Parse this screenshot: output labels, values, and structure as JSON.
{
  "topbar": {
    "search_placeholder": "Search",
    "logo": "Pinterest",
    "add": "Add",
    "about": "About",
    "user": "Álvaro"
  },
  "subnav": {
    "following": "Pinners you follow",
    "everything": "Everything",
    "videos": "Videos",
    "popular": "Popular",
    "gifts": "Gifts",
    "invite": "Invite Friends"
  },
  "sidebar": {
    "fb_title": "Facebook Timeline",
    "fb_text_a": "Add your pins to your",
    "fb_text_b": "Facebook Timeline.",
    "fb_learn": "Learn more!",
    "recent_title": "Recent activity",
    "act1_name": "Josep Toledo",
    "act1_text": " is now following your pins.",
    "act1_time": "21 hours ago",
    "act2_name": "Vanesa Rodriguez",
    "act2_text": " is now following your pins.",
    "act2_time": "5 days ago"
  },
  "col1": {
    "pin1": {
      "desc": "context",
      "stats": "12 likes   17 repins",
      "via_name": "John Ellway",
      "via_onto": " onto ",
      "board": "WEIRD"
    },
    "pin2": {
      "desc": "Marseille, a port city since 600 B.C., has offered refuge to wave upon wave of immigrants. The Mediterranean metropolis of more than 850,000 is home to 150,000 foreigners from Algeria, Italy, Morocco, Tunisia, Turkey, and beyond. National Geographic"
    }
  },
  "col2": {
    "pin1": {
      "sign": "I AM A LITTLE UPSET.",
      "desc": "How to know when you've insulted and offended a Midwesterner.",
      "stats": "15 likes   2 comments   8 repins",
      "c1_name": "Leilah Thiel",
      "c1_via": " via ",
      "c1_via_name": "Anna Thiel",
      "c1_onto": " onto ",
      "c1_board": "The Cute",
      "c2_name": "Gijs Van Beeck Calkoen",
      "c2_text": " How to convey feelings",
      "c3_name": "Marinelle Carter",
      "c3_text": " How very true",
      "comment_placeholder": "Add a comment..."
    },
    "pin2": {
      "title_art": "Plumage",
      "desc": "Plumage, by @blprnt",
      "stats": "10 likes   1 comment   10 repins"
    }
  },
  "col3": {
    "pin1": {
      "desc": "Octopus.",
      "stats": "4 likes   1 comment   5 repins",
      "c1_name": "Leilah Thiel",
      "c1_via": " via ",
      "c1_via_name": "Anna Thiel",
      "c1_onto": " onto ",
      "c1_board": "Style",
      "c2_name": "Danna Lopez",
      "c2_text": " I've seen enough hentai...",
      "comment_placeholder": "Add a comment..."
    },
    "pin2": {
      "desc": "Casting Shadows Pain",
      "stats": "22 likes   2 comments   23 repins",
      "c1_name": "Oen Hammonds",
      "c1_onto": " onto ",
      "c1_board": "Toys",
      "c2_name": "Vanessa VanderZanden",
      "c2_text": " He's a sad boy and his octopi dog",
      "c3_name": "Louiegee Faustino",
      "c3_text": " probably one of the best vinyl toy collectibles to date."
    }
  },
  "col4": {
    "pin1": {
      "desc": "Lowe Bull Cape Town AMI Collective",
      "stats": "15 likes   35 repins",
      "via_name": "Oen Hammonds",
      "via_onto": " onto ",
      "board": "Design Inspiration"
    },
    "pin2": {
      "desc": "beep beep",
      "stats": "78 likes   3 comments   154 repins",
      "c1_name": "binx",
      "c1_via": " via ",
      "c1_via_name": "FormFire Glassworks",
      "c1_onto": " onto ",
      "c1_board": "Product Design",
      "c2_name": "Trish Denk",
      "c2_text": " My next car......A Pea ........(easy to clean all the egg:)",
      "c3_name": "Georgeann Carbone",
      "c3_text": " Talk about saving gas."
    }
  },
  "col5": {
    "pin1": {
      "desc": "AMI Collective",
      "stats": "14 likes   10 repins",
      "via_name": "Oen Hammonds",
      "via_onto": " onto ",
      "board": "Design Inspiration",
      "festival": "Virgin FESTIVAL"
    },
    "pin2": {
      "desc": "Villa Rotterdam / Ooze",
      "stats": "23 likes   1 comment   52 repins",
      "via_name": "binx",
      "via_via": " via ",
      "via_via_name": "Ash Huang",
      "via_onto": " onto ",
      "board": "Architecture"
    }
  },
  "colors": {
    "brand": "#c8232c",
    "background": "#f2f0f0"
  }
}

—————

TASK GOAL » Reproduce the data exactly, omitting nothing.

REPLY TO THE TASK »
Parse this screenshot: output labels, values, and structure as JSON.
{
  "topbar": {
    "search_placeholder": "Search",
    "logo": "Pinterest",
    "add": "Add",
    "about": "About",
    "user": "Álvaro"
  },
  "subnav": {
    "following": "Pinners you follow",
    "everything": "Everything",
    "videos": "Videos",
    "popular": "Popular",
    "gifts": "Gifts",
    "invite": "Invite Friends"
  },
  "sidebar": {
    "fb_title": "Facebook Timeline",
    "fb_text_a": "Add your pins to your",
    "fb_text_b": "Facebook Timeline.",
    "fb_learn": "Learn more!",
    "recent_title": "Recent activity",
    "act1_name": "Josep Toledo",
    "act1_text": " is now following your pins.",
    "act1_time": "21 hours ago",
    "act2_name": "Vanesa Rodriguez",
    "act2_text": " is now following your pins.",
    "act2_time": "5 days ago"
  },
  "col1": {
    "pin1": {
      "desc": "context",
      "stats": "12 likes   17 repins",
      "via_name": "John Ellway",
      "via_onto": " onto ",
      "board": "WEIRD"
    },
    "pin2": {
      "desc": "Marseille, a port city since 600 B.C., has offered refuge to wave upon wave of immigrants. The Mediterranean metropolis of more than 850,000 is home to 150,000 foreigners from Algeria, Italy, Morocco, Tunisia, Turkey, and beyond. National Geographic"
    }
  },
  "col2": {
    "pin1": {
      "sign": "I AM A LITTLE UPSET.",
      "desc": "How to know when you've insulted and offended a Midwesterner.",
      "stats": "15 likes   2 comments   8 repins",
      "c1_name": "Leilah Thiel",
      "c1_via": " via ",
      "c1_via_name": "Anna Thiel",
      "c1_onto": " onto ",
      "c1_board": "The Cute",
      "c2_name": "Gijs Van Beeck Calkoen",
      "c2_text": " How to convey feelings",
      "c3_name": "Marinelle Carter",
      "c3_text": " How very true",
      "comment_placeholder": "Add a comment..."
    },
    "pin2": {
      "title_art": "Plumage",
      "desc": "Plumage, by @blprnt",
      "stats": "10 likes   1 comment   10 repins"
    }
  },
  "col3": {
    "pin1": {
      "desc": "Octopus.",
      "stats": "4 likes   1 comment   5 repins",
      "c1_name": "Leilah Thiel",
      "c1_via": " via ",
      "c1_via_name": "Anna Thiel",
      "c1_onto": " onto ",
      "c1_board": "Style",
      "c2_name": "Danna Lopez",
      "c2_text": " I've seen enough hentai...",
      "comment_placeholder": "Add a comment..."
    },
    "pin2": {
      "desc": "Casting Shadows Pain",
      "stats": "22 likes   2 comments   23 repins",
      "c1_name": "Oen Hammonds",
      "c1_onto": " onto ",
      "c1_board": "Toys",
      "c2_name": "Vanessa VanderZanden",
      "c2_text": " He's a sad boy and his octopi dog",
      "c3_name": "Louiegee Faustino",
      "c3_text": " probably one of the best vinyl toy collectibles to date."
    }
  },
  "col4": {
    "pin1": {
      "desc": "Lowe Bull Cape Town AMI Collective",
      "stats": "15 likes   35 repins",
      "via_name": "Oen Hammonds",
      "via_onto": " onto ",
      "board": "Design Inspiration"
    },
    "pin2": {
      "desc": "beep beep",
      "stats": "78 likes   3 comments   154 repins",
      "c1_name": "binx",
      "c1_via": " via ",
      "c1_via_name": "FormFire Glassworks",
      "c1_onto": " onto ",
      "c1_board": "Product Design",
      "c2_name": "Trish Denk",
      "c2_text": " My next car......A Pea ........(easy to clean all the egg:)",
      "c3_name": "Georgeann Carbone",
      "c3_text": " Talk about saving gas."
    }
  },
  "col5": {
    "pin1": {
      "desc": "AMI Collective",
      "stats": "14 likes   10 repins",
      "via_name": "Oen Hammonds",
      "via_onto": " onto ",
      "board": "Design Inspiration",
      "festival": "Virgin FESTIVAL"
    },
    "pin2": {
      "desc": "Villa Rotterdam / Ooze",
      "stats": "23 likes   1 comment   52 repins",
      "via_name": "binx",
      "via_via": " via ",
      "via_via_name": "Ash Huang",
      "via_onto": " onto ",
      "board": "Architecture"
    }
  },
  "colors": {
    "brand": "#c8232c",
    "background": "#f2f0f0"
  }
}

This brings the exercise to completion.